Although tiring, it is worthwhile once I see the magnificent view from the summit and the vast lake surrounding it. The ascending and descending paths are two different routes so you will have different views when going up and down the 180m trail.
In the afternoon drop by Jeju Pureonbada Candle and make your own souvenir candle. Using real items from the beaches, you can design your own seabed and choose your own scent for the candle wax to make the beach candle.
Fans of Korean variety show Running Man will recognise this place, the Maze Land. For another fun activity with your partner, Maze Land has three types of mazes for you to explore, namely the Whinstone Maze, Wind Maze and Woman Maze.
These routes were created to reflect the three main things you can find on Jeju Island - rocks, wind and women. After a tiring day, we tend to our growling stomachs with halal Indian food at Bagdad Restaurant. This place is very popular with both locals and Muslims from abroad.
To wash down the food, we drink chai tea, a pleasant spiced tea with milk and sugar. A perfect way to end the day.
BLOOMS IN SNOW
Not a place to be missed in Jeju, Camellia Hill is the largest arboretum in East Asia housing 500 Camellia species. Anywhere in the garden is basically an Instagrammable spot. Just strolling with your loved ones along the beautiful forest trails can make you forget time.
Luckily for us, we get to experience the first snow in Jeju for the year. Pretty flowers and white snow... what more can you ask for, right? A wish come true for me, a stranger to snow!
Moving on, tangerines are also in season. So we head to Jeju E-in Tangerine Farm to pick fruit.
For a small fee, you can pick the tangerines and eat them on the spot, there’s no limit. However, you are only allowed to take away 1kg of tangerines.

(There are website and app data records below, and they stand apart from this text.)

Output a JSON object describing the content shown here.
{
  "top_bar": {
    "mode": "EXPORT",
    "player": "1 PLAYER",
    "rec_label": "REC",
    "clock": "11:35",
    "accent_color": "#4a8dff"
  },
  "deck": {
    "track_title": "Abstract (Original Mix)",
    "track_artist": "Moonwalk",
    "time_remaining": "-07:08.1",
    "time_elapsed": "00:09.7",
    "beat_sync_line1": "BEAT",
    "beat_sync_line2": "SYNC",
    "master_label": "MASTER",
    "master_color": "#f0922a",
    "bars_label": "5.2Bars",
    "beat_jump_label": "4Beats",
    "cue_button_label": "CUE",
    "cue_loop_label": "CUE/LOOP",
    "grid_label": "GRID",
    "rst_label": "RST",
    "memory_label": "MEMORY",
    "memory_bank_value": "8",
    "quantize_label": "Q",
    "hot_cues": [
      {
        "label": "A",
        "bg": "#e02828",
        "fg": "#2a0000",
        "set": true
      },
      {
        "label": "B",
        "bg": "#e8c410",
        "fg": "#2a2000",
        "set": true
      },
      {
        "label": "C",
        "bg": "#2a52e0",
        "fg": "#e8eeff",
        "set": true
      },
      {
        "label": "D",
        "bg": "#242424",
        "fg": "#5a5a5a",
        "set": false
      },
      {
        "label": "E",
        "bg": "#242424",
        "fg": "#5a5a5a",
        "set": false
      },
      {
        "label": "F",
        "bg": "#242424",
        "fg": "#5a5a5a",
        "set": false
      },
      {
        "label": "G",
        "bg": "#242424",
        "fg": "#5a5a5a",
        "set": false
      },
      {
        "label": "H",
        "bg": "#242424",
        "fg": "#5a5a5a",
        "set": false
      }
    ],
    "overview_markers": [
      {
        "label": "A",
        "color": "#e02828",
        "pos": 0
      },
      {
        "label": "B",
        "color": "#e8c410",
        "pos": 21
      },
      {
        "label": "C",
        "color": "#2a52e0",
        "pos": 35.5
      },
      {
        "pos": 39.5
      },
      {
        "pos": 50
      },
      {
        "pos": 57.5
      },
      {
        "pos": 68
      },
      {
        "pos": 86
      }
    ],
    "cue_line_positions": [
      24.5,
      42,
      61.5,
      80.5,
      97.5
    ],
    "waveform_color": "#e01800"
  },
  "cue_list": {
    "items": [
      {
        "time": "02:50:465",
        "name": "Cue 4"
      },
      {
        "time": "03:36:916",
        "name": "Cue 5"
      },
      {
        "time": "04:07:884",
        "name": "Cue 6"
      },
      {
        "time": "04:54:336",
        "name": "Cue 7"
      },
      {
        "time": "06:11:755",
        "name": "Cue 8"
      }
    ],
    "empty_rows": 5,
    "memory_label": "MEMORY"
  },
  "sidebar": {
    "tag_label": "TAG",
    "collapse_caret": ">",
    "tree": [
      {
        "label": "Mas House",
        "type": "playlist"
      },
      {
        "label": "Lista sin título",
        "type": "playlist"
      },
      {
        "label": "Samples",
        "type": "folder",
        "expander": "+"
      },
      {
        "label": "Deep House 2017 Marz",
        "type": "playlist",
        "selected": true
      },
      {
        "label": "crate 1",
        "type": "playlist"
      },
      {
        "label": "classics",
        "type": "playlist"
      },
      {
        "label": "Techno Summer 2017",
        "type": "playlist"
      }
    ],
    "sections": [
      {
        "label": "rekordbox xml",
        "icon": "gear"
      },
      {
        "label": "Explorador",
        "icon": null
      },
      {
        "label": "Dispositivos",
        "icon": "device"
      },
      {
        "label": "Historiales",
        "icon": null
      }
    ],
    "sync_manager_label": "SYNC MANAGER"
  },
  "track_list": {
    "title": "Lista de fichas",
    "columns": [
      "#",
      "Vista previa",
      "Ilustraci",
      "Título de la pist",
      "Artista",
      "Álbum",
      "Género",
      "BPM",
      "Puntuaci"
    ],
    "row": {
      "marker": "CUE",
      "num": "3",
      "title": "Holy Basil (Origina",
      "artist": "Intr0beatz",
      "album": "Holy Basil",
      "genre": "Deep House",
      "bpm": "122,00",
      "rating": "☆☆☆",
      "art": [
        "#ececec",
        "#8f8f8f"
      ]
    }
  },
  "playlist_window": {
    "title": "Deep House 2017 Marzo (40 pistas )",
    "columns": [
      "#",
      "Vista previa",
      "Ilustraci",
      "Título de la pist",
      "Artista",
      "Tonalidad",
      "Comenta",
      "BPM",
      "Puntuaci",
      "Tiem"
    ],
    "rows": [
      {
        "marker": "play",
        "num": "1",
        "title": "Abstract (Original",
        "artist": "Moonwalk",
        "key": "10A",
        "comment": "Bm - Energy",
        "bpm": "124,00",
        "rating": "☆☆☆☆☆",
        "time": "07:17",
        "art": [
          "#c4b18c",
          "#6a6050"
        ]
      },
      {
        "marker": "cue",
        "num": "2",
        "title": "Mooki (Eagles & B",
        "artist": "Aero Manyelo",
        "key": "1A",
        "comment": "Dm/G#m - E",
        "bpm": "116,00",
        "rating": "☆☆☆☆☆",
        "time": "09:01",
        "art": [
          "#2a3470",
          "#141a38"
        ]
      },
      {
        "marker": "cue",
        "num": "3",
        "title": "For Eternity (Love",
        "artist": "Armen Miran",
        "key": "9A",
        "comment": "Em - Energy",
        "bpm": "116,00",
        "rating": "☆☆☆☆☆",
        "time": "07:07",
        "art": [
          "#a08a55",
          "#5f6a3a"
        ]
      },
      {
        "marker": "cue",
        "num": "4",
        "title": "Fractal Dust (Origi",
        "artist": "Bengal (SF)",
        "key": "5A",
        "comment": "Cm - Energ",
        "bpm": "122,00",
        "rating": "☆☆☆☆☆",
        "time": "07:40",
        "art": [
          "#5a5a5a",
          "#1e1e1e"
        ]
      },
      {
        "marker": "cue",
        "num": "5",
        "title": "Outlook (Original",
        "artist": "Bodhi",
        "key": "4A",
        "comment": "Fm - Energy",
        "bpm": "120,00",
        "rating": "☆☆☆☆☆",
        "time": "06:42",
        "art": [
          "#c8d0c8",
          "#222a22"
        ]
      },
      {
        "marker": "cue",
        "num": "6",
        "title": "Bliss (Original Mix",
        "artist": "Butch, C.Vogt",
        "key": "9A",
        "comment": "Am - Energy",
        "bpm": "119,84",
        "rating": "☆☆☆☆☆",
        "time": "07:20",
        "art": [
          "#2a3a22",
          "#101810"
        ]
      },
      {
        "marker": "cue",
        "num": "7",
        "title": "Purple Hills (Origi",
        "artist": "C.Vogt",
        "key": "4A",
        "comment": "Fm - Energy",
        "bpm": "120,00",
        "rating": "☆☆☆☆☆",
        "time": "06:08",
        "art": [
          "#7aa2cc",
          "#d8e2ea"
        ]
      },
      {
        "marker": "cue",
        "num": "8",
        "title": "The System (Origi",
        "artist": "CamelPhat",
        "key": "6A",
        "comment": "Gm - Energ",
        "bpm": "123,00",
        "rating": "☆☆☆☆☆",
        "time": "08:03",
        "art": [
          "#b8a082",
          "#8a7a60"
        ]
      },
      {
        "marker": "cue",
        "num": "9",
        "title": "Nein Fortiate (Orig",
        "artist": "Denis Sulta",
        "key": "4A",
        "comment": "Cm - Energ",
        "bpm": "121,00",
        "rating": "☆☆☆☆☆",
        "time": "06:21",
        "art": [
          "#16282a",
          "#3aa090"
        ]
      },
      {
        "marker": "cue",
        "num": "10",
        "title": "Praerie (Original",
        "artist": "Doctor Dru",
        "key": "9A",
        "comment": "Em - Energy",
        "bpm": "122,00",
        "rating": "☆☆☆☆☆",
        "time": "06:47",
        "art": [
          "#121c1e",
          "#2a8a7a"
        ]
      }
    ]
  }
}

Tip from farm owner: pick the smaller ones as they tend to be sweeter.
There’s also a cafe where you can relax and try their homemade tangerine tea and jam. The jam is so yummy.
Make soap together with your significant other at Innisfree Jeju House using ingredients from Jeju itself. You can choose from three kits—volcanic clay, tangerine and green tea. It’s a fun experience for couples to show off their skills. I also buy some Innisfree skincare as it is cheaper here.
For K-pop fans, head over to Play KPOP, where you can dance and sing your heart out at the Live Holo Concert of your favourite idols. We go for the G-Dragon holographic concert and boy oh boy, I am amazed at how much it looks like an actual live concert.
This interactive digital theme park also has a dedicated K-pop exhibition which features the history of Korean music and dance. Don’t forget to try out the interactive photo booths that allow you to take almost realistic pictures with your idols.
Just across Play KPOP, there’s a Yellow Cafe which has everything banana on the menu including a Banana Latte. Get the oh-so-creamy-and-delicious banana icecream and banana milk!
Do not leave Jeju without tasting its famous cutlass fish dish. At Chunsimine restaurant, they serve it grilled or stewed, and both are tasty. Packed with spices, the stew reminds one of the taste of asam pedas. No wonder Koreans love our asam pedas!
A PLACE OF WONDERS
I can finally tick off Jeju Island from my bucketlist. A place of wonders, Jeju brings only the best memories for me. While the language barrier can be a problem, learning a few Korean phrases is a great help.
“Kamsahamnida Jeju” for also letting me experience my first snowfall.
Food-wise, Jeju Island has restaurants that cater for Muslims, with signs displayed in front of their outlet.
Seafood restaurants are abundant all over the island.
Oh! You must be wondering about shopping. Dongmun Traditional Market sells clothing, kitchenware dried products and other foods. I didn’t do much shopping because it was winter and jackets, gloves and thick socks, which I can’t wear back home, were on sale.
As it opens until midnight, you can take your time and do your shopping leisurely.
Buy your souvenirs here as well as they are less pricey compared to the regular marts and grocery stores. Now, grab your partner’s hand and plan a trip to Jeju Island.